Today we end our fourth year as a site dedicated to landscape architecture and critical reflection on Chile’s landscape transformation. Whether from the field of artistic endeavors, specific project disciplines (proposed or built), or from landscape theory or history, as a collective, we aim to continue collecting, transmitting, and interpreting the views of the inhabitant, the promenader, the observer at a distance, the critic and the sceptic.
Those of us who have tried to reconstruct the process of territorial conversion from the projection and management of landscapes, reacted with astonishment last October to the statements of those who, after promoting the “Ley Arbolito” (Tree Law) misnamed by the Minister of Agriculture, supported the eradication of the species that would be responsible for the high index of allergies of the capital’s population (1): Platanus spp. (Planetrees), Robinia pseudoacacia (black locust) and Acacia melanoxylon (blackwood).
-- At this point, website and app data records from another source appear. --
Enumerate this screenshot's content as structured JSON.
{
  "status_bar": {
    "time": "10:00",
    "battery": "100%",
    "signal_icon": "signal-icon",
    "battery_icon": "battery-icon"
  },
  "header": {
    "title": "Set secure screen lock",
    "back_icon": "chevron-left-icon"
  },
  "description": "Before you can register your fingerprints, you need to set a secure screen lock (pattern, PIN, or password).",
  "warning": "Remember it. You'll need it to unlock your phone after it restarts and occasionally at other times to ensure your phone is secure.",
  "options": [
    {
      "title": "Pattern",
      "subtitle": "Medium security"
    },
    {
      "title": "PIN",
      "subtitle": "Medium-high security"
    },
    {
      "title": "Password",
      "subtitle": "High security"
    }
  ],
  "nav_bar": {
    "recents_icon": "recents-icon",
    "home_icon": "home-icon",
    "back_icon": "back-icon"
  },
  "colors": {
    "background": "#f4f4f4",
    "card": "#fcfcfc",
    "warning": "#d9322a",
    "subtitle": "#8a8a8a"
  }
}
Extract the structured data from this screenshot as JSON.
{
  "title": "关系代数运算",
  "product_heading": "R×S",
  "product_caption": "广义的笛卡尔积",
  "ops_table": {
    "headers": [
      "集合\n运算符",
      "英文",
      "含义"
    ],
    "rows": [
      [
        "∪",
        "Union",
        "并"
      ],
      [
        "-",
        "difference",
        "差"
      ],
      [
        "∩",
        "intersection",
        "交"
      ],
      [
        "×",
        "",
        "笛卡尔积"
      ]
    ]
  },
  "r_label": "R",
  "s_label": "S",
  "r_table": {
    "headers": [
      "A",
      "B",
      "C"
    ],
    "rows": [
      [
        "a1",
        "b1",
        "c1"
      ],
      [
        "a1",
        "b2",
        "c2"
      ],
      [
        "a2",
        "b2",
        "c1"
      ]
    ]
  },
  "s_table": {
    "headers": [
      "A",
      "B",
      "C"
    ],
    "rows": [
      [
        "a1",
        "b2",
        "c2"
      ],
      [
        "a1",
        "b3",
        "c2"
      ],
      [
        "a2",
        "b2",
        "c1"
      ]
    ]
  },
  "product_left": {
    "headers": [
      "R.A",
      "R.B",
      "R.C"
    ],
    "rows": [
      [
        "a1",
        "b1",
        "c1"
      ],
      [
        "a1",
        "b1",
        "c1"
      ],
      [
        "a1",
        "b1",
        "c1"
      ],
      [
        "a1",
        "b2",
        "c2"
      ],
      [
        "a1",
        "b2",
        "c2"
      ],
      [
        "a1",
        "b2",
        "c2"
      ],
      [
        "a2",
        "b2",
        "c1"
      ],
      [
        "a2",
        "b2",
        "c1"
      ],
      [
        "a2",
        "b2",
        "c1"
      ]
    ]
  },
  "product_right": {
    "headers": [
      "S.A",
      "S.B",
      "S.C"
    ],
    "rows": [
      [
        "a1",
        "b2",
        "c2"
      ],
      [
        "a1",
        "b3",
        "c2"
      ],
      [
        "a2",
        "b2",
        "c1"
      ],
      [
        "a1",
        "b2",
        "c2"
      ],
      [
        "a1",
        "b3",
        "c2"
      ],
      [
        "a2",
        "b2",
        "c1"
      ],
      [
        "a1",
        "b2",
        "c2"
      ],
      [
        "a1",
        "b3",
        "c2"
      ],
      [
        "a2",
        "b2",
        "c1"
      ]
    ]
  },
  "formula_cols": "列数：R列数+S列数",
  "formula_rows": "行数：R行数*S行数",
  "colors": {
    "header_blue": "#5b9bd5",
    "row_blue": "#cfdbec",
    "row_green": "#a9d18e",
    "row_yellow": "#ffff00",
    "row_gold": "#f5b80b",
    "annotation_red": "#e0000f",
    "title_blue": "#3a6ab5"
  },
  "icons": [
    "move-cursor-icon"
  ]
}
(1) Consider the interview with Sonia Reyes on “Un Nuevo Día” CNN Chile (Oct. 25, 2018), and the report by Carla Zunino, “Ley Arbolito: Evalúan Prohibir los Plátanos Orientales” (Tree Law: Evaluating the Prohibition of Planetrees” on “Mañana Informativa,” (Morning Report) Canal 24 Horas TVN (25 Oct. 2018).
Those of us who have tried hard to reconstruct the history of public places in the city of Santiago have followed with the same degree of astonishment the charging of businessman, Raúl Schüler Gatica, for infringement of the Law of National Monuments and the Law of Weapons and Ammunition Control after the seizure from his home in San Francisco de Mostazal of armaments, patrimonial artifacts, and sculpture (2). To date, at least sixteen marble figures originally installed in the General Cemetery have appeared, another from the Catholic Cemetery, also in Santiago, two sculptures from the Val d’Osne foundry from Santa Lucia Hill, and another from the Plaza Rubén Darío in Valparaiso.
(2) See among other reports from the national press, Carla Ruiz Pereira, “El Arte de Robar: la Desconocida Trama que Quedó al Descubierto tras el Caso de Raúl Schüler,” La Tercera (Sábado December 1, 2018). (The Art of Stealing: The unknown plot discovered behind the Case of Raúl Schüler, Tercera newspaper, Sabado magazine)
Those of us who have been involved – in one way or another – in transmitting landscape as construction can only question our capacity to stimulate and contribute to promoting landscape as a public asset. Seen in this role, the public good can influence and, at the same time, work with the natural processes, social phenomena, and aesthetic principles. Because if we were successful in our efforts, where is our historical memory to recognize that the acacias and planetrees were painstakingly introduced in the nineteenth century in an effort to replace the semiarid character of Santiago with a green and cultivated oasis, so successful today that this condition seems natural to us? Where is the civic culture that would allow us to visualize that these supposedly stolen sculptures of nineteenth-century public parks and gardens are particularly valuable? That they have given flexibility to the routes, integrating visual touches or focal points, avoiding an excessive openness to the surrounding environment and allowing a factor of surprise to appear? Where is the awareness of the value of these elements beyond their character as objects, their isolated presence and their individual understanding? Finally, why is there no impetus to recognize and safeguard historic landscapes as model projects – characteristic of measures of urban transformation – that have to be maintained, conserved and recovered?
We close this 2018 with a new concern: how can the spectrum of visions and the definition of a common language about the national landscape that we have tried to incorporate through this website prevail?
“We only see what we look at… The way we see things is affected by what we know or what we believe…. To look is an act of choice.”
- John Berger, Ways of Seeing (London: Penguin Books, 1972): 8